What to Sew?
Denim is one of those fabrics that lends itself to an enormous array of possibilities because of the huge variety of weights and washes it comes in, along with the fact that it can be found in both stretch and non-stretch versions.
Some of our favorite traditional makes with denim include jeans, shorts, skirts, overalls, and jackets all well suited for heavier denims (8 to 12 oz.). With some of the lighter weight denim fabrics (4 to 7 oz) you can also construct classic looks like shirts, jumpsuits, and dresses.
Denim’s sturdy properties also allows it to lend itself well to accessories like aprons, hats, and bags.
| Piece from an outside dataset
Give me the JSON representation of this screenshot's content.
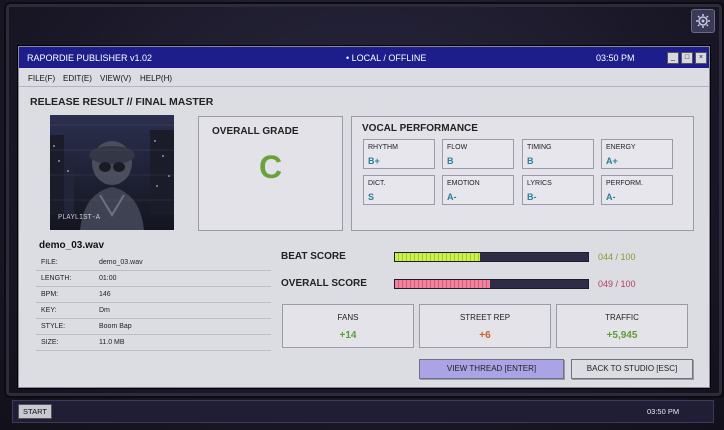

Add to that a ton of home decor projects like pillows, pet beds, and floor poufs, and you can see why this is among the most popular fabrics to work with!
Sew Smart! Always check the recommended fabric weight and hardware needed for the pattern or project you’re working on to make sure that you’ve chosen something appropriate for your make and that you have the necessary tools on-hand.
Sew Much More
Distressing—Perhaps you’re a bit impatient for that worn-in appearance which comes after months and years of wear and tear. You can achieve this look on even brand new jeans through a variety of distressing techniques. Try using a fine grit sandpaper along some of the seams, like the pockets and belt loops, for that aged look.
Love the ripped denim trend? Cut a small hole in the fabric and then sand along it's edges to create a bit more fraying. Using a seam ripper or a pair of tweezers can also assist you in gently coaxing out some of the white weft threads.
Not loving the deep indigo color? A diluted bleach bath can help lighten the color and is another technique used to give denim a well-worn look before its time. It's best to experiment with scraps first to find the perfect water to bleach ration and amount of time in the bath.
Repairs—Sometimes, your well-loved denim can become a little too distressed or you find you’ve developed holes in all the wrong areas to the point that it becomes, well, distressing. Luckily, there are many routes to take to mend and repair your denim that are quite creative and beautiful works of art in their own right.
For a repair that you’d like to have blend in, try to find another scrap of denim in a similar weight and shade to use as a patch behind the hole or tear. Stitch back and forth over the hole to secure the patch and prevent it from tearing further. Note, be sure to use thread that is also a close match to original denim as possible.
For something a bit more fun, you could use a contrasting denim color, or different scrap of fabric, or even a cool iron-on patch to cover the area. Add a bit of embroidery or hand stitching for even more interest and make your denim garment uniquely yours!
We SEW Want To Know What You Think! What is your favorite denim make to-date? What are you hoping to make next? Let us know in the comments!
Hi, Is cotton denim the same as cotton twill ? I also, noticed there’s brushed/sanded twill and denim how does the manufacture make the brushed fabric? Last, will you be offering the brushed twill for making pants and jackets for Fall? Thank you so much,
Leave a comment